Working from the entries below, tally each line that holds "subtitle". Give the tally and nothing else.

==========

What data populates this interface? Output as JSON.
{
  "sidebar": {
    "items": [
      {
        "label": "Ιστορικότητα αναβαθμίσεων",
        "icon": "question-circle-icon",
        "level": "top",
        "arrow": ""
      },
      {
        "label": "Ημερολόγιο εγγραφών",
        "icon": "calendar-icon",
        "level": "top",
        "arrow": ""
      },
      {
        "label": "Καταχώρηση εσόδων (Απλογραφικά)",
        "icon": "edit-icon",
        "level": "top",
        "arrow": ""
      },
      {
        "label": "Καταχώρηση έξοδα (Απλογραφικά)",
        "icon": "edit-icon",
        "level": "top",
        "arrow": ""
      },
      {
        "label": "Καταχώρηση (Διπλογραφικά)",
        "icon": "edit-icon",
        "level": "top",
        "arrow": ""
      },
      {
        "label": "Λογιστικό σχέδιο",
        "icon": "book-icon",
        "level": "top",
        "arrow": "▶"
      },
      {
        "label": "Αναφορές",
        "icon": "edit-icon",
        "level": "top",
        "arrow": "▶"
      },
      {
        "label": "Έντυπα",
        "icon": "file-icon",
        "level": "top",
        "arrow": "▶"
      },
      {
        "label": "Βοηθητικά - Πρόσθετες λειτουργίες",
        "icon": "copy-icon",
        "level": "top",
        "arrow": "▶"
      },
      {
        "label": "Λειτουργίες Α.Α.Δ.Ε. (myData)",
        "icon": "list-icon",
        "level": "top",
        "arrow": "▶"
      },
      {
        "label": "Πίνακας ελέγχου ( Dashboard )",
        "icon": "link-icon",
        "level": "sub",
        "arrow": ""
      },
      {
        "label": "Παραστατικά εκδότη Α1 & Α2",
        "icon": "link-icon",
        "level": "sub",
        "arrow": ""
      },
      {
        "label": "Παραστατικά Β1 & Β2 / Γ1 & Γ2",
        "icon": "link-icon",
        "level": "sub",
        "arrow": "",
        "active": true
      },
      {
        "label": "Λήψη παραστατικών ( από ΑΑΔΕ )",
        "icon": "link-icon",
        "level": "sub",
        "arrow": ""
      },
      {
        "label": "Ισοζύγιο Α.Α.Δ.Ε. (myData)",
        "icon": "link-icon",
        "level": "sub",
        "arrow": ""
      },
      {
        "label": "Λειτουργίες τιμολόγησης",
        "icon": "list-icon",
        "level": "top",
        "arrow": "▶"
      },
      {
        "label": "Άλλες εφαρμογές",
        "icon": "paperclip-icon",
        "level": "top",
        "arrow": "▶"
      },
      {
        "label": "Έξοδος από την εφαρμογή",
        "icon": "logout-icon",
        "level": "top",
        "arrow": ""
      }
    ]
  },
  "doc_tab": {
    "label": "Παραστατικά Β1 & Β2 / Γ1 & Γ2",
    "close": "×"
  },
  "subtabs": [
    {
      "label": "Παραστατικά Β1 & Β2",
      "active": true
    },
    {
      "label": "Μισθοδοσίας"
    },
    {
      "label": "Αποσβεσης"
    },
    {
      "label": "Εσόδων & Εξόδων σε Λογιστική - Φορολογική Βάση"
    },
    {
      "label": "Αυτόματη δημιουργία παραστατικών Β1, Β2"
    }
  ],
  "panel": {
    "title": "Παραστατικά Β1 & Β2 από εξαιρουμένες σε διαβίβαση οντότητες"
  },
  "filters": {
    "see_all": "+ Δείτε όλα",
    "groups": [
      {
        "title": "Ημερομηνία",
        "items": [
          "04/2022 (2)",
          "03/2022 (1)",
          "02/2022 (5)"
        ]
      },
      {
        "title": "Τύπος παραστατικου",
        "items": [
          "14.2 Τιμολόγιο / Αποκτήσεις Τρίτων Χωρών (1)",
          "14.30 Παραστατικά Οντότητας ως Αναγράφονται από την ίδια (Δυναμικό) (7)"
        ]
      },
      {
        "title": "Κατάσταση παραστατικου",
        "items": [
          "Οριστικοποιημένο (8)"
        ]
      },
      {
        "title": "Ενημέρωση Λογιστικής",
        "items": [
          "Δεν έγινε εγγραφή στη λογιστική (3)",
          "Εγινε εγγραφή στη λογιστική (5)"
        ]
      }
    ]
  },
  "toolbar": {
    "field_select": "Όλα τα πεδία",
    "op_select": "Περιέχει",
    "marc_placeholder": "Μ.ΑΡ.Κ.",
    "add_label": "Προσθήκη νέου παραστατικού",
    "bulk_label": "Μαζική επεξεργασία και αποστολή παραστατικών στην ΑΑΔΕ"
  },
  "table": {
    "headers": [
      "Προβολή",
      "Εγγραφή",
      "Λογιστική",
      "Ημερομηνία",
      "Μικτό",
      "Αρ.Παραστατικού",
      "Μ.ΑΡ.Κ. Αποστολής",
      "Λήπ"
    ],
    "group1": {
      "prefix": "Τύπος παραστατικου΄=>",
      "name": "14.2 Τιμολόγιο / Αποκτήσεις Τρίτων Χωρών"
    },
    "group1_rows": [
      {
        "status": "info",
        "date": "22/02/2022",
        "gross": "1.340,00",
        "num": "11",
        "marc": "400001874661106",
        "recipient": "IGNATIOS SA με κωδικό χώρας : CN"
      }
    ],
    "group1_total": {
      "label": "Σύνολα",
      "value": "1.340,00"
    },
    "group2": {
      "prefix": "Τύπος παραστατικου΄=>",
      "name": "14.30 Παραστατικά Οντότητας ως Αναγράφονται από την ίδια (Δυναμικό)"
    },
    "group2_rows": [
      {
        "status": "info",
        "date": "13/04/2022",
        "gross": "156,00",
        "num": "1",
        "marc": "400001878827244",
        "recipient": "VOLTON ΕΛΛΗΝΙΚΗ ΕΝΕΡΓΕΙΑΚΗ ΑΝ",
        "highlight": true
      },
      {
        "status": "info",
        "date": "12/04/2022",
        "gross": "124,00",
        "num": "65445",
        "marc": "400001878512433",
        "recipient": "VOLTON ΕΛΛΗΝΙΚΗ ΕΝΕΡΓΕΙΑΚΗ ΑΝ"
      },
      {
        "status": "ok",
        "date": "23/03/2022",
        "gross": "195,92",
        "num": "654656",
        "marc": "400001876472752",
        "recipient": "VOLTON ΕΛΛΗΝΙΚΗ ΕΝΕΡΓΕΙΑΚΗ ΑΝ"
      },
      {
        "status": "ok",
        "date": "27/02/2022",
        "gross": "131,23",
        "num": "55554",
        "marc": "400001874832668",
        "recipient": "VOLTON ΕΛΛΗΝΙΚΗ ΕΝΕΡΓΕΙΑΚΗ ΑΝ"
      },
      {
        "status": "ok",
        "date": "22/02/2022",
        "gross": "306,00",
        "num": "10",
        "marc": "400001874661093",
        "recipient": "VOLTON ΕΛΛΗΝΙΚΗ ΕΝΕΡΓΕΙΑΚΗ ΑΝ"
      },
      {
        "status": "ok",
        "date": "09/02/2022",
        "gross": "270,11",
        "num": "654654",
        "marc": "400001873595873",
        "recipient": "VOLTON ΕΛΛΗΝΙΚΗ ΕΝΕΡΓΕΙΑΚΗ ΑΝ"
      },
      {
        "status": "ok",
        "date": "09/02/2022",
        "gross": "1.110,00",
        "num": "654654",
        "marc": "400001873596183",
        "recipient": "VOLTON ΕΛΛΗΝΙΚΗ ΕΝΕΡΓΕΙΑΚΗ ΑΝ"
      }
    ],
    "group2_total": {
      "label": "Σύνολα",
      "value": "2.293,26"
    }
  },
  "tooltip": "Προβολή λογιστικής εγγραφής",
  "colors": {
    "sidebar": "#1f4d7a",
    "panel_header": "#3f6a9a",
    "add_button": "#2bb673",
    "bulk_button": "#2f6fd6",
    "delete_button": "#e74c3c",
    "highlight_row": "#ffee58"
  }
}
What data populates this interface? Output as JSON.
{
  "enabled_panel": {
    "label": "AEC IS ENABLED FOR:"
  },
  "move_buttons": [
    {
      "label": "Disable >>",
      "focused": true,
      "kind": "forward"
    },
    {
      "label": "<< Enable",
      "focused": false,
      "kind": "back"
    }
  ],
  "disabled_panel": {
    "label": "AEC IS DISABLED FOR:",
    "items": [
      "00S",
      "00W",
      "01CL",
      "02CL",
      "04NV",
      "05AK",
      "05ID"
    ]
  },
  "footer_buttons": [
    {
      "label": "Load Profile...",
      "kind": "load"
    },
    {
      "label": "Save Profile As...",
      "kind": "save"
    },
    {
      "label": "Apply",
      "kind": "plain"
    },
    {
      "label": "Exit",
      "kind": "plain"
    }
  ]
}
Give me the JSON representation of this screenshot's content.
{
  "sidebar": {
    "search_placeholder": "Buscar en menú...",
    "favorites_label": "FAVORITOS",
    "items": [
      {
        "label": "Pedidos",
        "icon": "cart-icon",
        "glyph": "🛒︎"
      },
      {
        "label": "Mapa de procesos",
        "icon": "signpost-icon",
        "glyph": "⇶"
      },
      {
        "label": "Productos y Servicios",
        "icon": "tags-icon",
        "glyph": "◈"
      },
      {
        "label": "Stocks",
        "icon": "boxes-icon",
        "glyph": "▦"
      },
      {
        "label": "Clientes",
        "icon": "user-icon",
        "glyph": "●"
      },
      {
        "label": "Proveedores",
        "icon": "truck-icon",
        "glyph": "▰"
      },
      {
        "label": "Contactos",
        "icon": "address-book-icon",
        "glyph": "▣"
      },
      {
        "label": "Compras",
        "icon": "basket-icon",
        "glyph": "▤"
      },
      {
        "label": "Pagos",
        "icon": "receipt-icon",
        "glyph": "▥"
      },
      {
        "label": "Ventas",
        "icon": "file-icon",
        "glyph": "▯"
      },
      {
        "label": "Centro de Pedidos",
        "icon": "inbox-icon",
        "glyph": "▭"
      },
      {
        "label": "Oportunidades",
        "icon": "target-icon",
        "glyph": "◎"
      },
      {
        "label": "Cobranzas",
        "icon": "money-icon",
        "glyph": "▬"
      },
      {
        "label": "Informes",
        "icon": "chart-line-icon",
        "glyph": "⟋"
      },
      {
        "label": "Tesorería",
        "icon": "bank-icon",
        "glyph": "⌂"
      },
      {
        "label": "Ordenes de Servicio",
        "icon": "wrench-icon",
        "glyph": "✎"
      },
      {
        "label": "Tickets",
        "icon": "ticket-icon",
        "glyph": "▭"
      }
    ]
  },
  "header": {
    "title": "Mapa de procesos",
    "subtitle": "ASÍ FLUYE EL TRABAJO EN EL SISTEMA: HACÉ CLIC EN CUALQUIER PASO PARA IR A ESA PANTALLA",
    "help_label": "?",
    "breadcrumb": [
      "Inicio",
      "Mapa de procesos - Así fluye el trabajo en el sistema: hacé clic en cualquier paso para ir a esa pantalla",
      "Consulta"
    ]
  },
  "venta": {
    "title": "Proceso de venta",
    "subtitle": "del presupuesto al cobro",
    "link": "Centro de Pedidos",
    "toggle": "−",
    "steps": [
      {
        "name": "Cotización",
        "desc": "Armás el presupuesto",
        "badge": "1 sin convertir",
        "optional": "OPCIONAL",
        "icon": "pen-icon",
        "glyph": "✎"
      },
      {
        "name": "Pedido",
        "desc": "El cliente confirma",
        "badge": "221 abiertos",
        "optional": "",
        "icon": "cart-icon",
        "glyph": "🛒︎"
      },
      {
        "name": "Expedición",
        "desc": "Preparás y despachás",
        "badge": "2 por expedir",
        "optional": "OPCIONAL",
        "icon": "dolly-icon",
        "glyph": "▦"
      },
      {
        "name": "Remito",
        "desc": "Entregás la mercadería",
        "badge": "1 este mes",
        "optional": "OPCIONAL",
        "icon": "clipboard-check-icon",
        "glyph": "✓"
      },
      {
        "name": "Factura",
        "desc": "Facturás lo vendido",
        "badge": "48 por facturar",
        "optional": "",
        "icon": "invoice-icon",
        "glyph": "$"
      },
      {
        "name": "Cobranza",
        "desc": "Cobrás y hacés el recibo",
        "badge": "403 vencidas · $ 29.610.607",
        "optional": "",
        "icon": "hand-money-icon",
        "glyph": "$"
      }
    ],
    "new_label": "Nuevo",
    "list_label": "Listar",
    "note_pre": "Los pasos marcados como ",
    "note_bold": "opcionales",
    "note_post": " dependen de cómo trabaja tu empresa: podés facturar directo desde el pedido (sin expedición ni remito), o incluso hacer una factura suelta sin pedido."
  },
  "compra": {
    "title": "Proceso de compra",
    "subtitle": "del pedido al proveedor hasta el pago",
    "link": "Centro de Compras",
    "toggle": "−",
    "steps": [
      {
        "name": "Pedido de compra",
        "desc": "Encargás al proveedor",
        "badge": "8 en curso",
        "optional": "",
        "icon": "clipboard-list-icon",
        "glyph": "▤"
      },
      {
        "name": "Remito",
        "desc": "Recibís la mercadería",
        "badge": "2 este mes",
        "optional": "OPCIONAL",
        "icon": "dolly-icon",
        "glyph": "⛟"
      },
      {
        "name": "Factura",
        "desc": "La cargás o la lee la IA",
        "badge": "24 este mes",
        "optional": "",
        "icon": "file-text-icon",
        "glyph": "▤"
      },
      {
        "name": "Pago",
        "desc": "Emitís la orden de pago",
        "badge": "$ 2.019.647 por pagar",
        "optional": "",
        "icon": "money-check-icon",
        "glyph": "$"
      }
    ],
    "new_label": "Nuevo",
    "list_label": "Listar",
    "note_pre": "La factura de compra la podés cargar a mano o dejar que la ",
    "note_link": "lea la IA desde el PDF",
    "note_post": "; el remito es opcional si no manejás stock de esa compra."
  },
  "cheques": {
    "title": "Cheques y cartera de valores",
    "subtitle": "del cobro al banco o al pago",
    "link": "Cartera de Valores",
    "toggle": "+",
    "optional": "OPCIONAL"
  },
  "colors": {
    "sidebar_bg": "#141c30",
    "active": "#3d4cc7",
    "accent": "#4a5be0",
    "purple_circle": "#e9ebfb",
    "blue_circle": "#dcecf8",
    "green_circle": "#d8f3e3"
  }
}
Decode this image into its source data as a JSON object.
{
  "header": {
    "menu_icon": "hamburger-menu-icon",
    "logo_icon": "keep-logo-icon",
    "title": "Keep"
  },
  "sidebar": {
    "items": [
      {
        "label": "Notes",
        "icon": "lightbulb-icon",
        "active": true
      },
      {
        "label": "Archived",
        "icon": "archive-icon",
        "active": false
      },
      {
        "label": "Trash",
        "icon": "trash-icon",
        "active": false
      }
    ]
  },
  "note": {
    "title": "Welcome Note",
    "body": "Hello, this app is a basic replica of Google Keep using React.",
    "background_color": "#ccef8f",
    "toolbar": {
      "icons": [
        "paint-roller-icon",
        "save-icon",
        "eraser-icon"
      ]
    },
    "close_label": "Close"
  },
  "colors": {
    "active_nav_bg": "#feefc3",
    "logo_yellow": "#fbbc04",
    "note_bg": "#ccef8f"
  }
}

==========

> _Solution to the problem_:
4